Children's Minister Katherine Zappone told the Seanad in February that headlines which "sensationalise" the story cause further pain to former residents and their families desperate to know the full truth.
Yesterday's report sees the commission - chaired by Judge Yvonne Murphy - echo this concern.
"In the light of a great deal of inaccurate commentary about the Tuam site, the commission considers it important to emphasise what it has established and what it has not established," the report says.
"The human remains found by the Commission are not in a sewage tank but in a second structure with 20 chambers which was built within the decommissioned large sewage tank."
Noting there are instances of deaths in the Tuam home's records which are not on the register of deaths, the report states that there is "very little basis for the theory that the children concerned did not die but were 'sold' to America".
But while the commission provides answers to dismiss some of the more lurid claims about the homes, we're still a long way away from getting the full picture - and there are those among us who can tell us more.
Take Bessborough, for example, where the burials of children who died at the home are not recorded.
There is no certainty about where they are buried and the nuns who ran the home told the commission they do not know where the children are laid to rest.
This is hard to fathom and the commission makes it clear that "there must be many people who know more about the burials which are described in this report and who have not come forward with relevant information".
That seems beyond dispute. What is not beyond dispute is the fact that basic human decency would dictate that anyone who knows anything about where these little ones are buried has a moral and religious responsibility to come forward.
The Ireland of mother and baby homes, Magdalene laundries and industrial schools may seem like a far distant land now.
And it is.
But, as the ongoing pain of those whose loved ones were murdered and secretly buried by the IRA - euphemistically called 'the disappeared' - shows, the absence of a grave leaves a deep void that compounds the sense of loss.
Before the widespread availability of penicillin and other medicines considered routine today, infections needlessly claimed many lives - particularly those who were young and vulnerable.
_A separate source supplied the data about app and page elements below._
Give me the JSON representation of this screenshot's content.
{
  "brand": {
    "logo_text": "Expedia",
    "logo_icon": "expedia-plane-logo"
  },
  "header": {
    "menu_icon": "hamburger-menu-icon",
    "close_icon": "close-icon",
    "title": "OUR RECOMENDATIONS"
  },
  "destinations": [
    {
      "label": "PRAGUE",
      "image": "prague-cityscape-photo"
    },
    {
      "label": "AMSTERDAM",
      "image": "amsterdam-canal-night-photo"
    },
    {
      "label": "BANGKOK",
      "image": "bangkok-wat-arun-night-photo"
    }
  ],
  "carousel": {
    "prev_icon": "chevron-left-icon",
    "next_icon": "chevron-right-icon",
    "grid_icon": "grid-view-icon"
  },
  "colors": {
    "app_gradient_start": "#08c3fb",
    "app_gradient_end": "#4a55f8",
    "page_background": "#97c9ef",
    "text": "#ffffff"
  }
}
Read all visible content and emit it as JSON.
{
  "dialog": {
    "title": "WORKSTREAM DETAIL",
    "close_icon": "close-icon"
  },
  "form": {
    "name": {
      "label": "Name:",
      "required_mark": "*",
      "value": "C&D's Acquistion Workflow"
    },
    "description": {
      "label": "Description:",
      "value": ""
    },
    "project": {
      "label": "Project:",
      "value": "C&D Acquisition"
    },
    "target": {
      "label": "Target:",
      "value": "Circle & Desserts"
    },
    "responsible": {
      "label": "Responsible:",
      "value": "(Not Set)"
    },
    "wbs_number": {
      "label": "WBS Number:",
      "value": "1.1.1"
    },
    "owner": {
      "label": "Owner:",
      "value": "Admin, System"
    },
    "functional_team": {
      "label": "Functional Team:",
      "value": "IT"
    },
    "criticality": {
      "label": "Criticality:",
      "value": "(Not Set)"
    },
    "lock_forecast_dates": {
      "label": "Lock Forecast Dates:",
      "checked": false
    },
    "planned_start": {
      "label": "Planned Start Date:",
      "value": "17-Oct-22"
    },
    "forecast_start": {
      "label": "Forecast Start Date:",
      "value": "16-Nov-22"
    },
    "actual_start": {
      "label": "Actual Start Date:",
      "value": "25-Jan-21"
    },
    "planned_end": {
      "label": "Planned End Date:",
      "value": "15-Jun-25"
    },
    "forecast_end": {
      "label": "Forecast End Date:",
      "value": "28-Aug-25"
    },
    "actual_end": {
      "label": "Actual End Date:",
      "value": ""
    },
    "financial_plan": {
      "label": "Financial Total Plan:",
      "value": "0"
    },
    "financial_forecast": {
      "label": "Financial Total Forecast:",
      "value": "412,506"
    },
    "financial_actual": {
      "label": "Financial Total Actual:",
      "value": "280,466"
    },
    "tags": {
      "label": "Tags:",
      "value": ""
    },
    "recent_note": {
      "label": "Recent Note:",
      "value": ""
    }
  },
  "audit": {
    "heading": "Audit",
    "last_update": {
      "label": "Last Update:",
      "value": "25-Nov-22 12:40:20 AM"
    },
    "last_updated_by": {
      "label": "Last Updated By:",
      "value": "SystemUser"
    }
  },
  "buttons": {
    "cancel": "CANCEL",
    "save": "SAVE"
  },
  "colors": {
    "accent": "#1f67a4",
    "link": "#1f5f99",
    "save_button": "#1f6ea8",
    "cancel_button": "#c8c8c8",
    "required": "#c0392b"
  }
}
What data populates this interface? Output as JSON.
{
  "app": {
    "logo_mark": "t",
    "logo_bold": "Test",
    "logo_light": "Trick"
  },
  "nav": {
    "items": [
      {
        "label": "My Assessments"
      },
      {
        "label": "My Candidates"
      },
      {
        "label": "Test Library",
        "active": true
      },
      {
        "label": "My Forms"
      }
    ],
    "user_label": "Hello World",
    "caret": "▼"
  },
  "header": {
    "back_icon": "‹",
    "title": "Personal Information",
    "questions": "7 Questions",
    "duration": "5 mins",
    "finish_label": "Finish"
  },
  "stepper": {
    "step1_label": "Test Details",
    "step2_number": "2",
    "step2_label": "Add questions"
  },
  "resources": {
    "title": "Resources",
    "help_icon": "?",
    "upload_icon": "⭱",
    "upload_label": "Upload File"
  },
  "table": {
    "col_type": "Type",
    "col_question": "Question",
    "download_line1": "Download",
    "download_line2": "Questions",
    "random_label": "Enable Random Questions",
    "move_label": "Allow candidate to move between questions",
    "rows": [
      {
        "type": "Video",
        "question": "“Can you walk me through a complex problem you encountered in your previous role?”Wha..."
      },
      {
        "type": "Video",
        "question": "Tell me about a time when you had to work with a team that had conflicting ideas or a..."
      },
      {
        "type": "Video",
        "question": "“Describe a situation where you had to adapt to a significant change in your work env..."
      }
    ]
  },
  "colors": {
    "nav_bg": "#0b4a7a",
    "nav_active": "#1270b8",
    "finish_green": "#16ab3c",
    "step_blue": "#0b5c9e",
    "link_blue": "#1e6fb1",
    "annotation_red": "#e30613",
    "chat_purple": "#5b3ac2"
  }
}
Infant mortality in Ireland in the 1930s and 1940s was in the region of 70 per 1,000 or 7pc, as high as some countries in sub-Saharan Africa have now.
Among those cruelly described as "illegitimate children" it was five times that of the rest of the population.
But the only thing they should have been guaranteed was the right to be treated with respect in death and to have a dignified burial and fitting final resting place where their memories could be acknowledged by loved ones as well as passers-by.
Tuam, Sean Ross, Bessborough, Castlepollard and Bethany are now bywords for a cruel and uncompromising culture in 20th-century Ireland that published birth out of wedlock in a way that is unimaginable today.
We can't undo that, but there are those who know more, and they must come forward if they have a shred of decency.